▶ _Activity_: Lines holding the string "hostapp" in the listing below are to be copied.

▶ _Material shown_:
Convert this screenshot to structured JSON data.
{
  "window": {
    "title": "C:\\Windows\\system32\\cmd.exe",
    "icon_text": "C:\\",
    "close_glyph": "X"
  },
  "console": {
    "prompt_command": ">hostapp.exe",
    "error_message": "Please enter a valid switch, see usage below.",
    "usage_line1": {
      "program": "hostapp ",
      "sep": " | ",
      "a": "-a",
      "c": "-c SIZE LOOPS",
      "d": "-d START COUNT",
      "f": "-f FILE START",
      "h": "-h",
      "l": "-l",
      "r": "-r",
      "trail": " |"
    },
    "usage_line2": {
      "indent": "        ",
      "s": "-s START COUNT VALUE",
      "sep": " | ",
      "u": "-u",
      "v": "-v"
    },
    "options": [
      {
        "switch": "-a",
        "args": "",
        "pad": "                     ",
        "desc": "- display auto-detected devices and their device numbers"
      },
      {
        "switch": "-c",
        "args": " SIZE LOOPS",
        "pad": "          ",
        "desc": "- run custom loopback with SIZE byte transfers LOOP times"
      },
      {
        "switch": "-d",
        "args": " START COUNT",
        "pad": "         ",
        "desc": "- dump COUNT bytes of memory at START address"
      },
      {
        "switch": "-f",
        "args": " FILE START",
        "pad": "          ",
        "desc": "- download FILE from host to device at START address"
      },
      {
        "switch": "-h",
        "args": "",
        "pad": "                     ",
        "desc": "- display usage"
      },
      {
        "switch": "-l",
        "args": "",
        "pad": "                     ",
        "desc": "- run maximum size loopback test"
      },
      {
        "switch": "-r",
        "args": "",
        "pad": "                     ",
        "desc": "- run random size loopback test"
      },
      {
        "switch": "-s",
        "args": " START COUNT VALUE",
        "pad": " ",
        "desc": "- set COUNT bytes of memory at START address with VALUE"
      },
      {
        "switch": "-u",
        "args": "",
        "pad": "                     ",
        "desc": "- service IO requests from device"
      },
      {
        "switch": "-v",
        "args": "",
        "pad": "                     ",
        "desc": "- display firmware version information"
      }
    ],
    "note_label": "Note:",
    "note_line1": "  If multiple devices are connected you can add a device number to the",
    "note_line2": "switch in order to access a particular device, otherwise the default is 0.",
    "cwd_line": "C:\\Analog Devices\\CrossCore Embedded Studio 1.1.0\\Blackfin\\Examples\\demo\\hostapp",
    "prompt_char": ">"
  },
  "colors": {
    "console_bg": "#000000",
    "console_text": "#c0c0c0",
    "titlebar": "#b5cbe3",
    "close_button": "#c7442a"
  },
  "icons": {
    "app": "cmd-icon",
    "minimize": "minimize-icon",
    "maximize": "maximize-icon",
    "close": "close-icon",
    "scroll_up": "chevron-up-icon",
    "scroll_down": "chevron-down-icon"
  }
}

▶ _Solved problem_:
    "prompt_command": ">hostapp.exe",
      "program": "hostapp ",
    "cwd_line": "C:\\Analog Devices\\CrossCore Embedded Studio 1.1.0\\Blackfin\\Examples\\demo\\hostapp",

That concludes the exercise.